* [EXERCISE GOAL]:
Give the records again exactly. Pictures do not belong in the copy.
____ SOURCE RECORDS
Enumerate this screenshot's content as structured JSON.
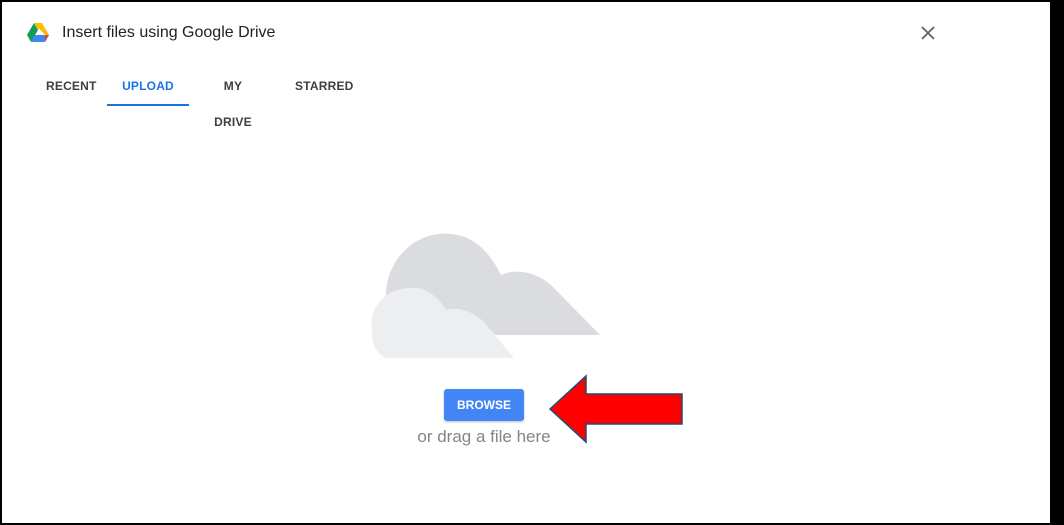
{
  "dialog": {
    "title": "Insert files using Google Drive",
    "logo_icon": "google-drive-icon",
    "close_icon": "close-icon"
  },
  "tabs": [
    {
      "label": "RECENT",
      "active": false
    },
    {
      "label": "UPLOAD",
      "active": true
    },
    {
      "label": "MY DRIVE",
      "active": false
    },
    {
      "label": "STARRED",
      "active": false
    }
  ],
  "upload": {
    "illustration_icon": "cloud-icon",
    "browse_label": "BROWSE",
    "drag_text": "or drag a file here"
  },
  "annotation": {
    "icon": "red-arrow-icon",
    "color": "#ff0000"
  },
  "colors": {
    "accent": "#1a73e8",
    "button": "#4285f4"
  }
}
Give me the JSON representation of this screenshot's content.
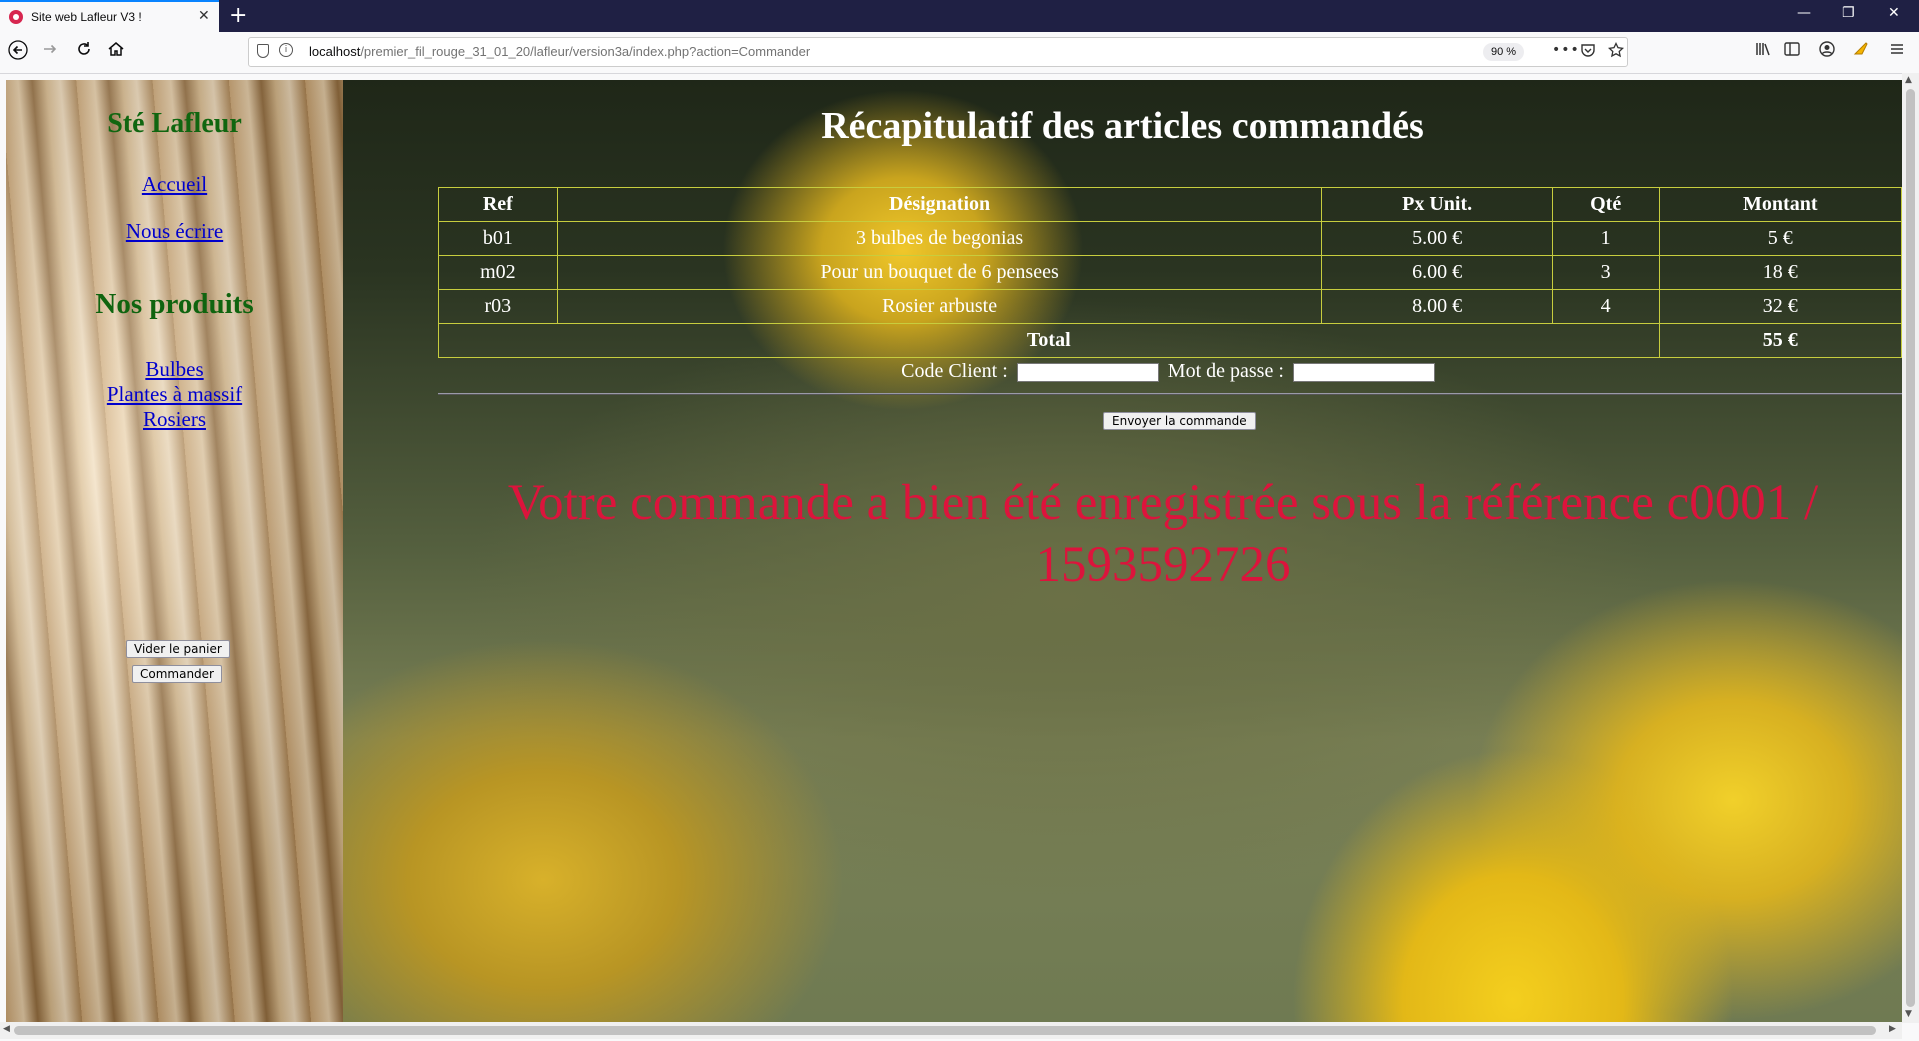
{
  "browser": {
    "tab_title": "Site web Lafleur V3 !",
    "tab_close": "✕",
    "new_tab": "+",
    "url_host": "localhost",
    "url_path": "/premier_fil_rouge_31_01_20/lafleur/version3a/index.php?action=Commander",
    "zoom": "90 %",
    "win_minimize": "—",
    "win_restore": "❐",
    "win_close": "✕"
  },
  "sidebar": {
    "title": "Sté Lafleur",
    "nav": [
      {
        "label": "Accueil"
      },
      {
        "label": "Nous écrire"
      }
    ],
    "products_heading": "Nos produits",
    "products": [
      {
        "label": "Bulbes"
      },
      {
        "label": "Plantes à massif"
      },
      {
        "label": "Rosiers"
      }
    ],
    "empty_cart_button": "Vider le panier",
    "order_button": "Commander"
  },
  "main": {
    "heading": "Récapitulatif des articles commandés",
    "table": {
      "headers": [
        "Ref",
        "Désignation",
        "Px Unit.",
        "Qté",
        "Montant"
      ],
      "rows": [
        {
          "ref": "b01",
          "designation": "3 bulbes de begonias",
          "price": "5.00 €",
          "qty": "1",
          "amount": "5 €"
        },
        {
          "ref": "m02",
          "designation": "Pour un bouquet de 6 pensees",
          "price": "6.00 €",
          "qty": "3",
          "amount": "18 €"
        },
        {
          "ref": "r03",
          "designation": "Rosier arbuste",
          "price": "8.00 €",
          "qty": "4",
          "amount": "32 €"
        }
      ],
      "total_label": "Total",
      "total_value": "55 €"
    },
    "client_code_label": "Code Client :",
    "client_code_value": "",
    "password_label": "Mot de passe :",
    "password_value": "",
    "send_button": "Envoyer la commande",
    "confirmation": "Votre commande a bien été enregistrée sous la référence c0001 / 1593592726"
  },
  "colors": {
    "sidebar_title": "#106610",
    "link": "#0000cc",
    "confirmation": "#dc143c",
    "table_border": "#c7cd3e",
    "tab_accent": "#0a84ff"
  },
  "icons": [
    "back-arrow-icon",
    "forward-arrow-icon",
    "reload-icon",
    "home-icon",
    "shield-icon",
    "info-icon",
    "more-icon",
    "pocket-icon",
    "star-icon",
    "library-icon",
    "sidebar-icon",
    "account-icon",
    "extension-icon",
    "menu-icon"
  ]
}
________
* [YOUR SOLUTION]:
Enumerate this screenshot's content as structured JSON.
{
  "dialog": {
    "title": "Insert files using Google Drive",
    "logo_icon": "google-drive-icon",
    "close_icon": "close-icon"
  },
  "tabs": [
    {
      "label": "RECENT",
      "active": false
    },
    {
      "label": "UPLOAD",
      "active": true
    },
    {
      "label": "MY DRIVE",
      "active": false
    },
    {
      "label": "STARRED",
      "active": false
    }
  ],
  "upload": {
    "illustration_icon": "cloud-icon",
    "browse_label": "BROWSE",
    "drag_text": "or drag a file here"
  },
  "annotation": {
    "icon": "red-arrow-icon",
    "color": "#ff0000"
  },
  "colors": {
    "accent": "#1a73e8",
    "button": "#4285f4"
  }
}
Give me the JSON representation of this screenshot's content.
{
  "browser": {
    "tab_title": "Site web Lafleur V3 !",
    "tab_close": "✕",
    "new_tab": "+",
    "url_host": "localhost",
    "url_path": "/premier_fil_rouge_31_01_20/lafleur/version3a/index.php?action=Commander",
    "zoom": "90 %",
    "win_minimize": "—",
    "win_restore": "❐",
    "win_close": "✕"
  },
  "sidebar": {
    "title": "Sté Lafleur",
    "nav": [
      {
        "label": "Accueil"
      },
      {
        "label": "Nous écrire"
      }
    ],
    "products_heading": "Nos produits",
    "products": [
      {
        "label": "Bulbes"
      },
      {
        "label": "Plantes à massif"
      },
      {
        "label": "Rosiers"
      }
    ],
    "empty_cart_button": "Vider le panier",
    "order_button": "Commander"
  },
  "main": {
    "heading": "Récapitulatif des articles commandés",
    "table": {
      "headers": [
        "Ref",
        "Désignation",
        "Px Unit.",
        "Qté",
        "Montant"
      ],
      "rows": [
        {
          "ref": "b01",
          "designation": "3 bulbes de begonias",
          "price": "5.00 €",
          "qty": "1",
          "amount": "5 €"
        },
        {
          "ref": "m02",
          "designation": "Pour un bouquet de 6 pensees",
          "price": "6.00 €",
          "qty": "3",
          "amount": "18 €"
        },
        {
          "ref": "r03",
          "designation": "Rosier arbuste",
          "price": "8.00 €",
          "qty": "4",
          "amount": "32 €"
        }
      ],
      "total_label": "Total",
      "total_value": "55 €"
    },
    "client_code_label": "Code Client :",
    "client_code_value": "",
    "password_label": "Mot de passe :",
    "password_value": "",
    "send_button": "Envoyer la commande",
    "confirmation": "Votre commande a bien été enregistrée sous la référence c0001 / 1593592726"
  },
  "colors": {
    "sidebar_title": "#106610",
    "link": "#0000cc",
    "confirmation": "#dc143c",
    "table_border": "#c7cd3e",
    "tab_accent": "#0a84ff"
  },
  "icons": [
    "back-arrow-icon",
    "forward-arrow-icon",
    "reload-icon",
    "home-icon",
    "shield-icon",
    "info-icon",
    "more-icon",
    "pocket-icon",
    "star-icon",
    "library-icon",
    "sidebar-icon",
    "account-icon",
    "extension-icon",
    "menu-icon"
  ]
}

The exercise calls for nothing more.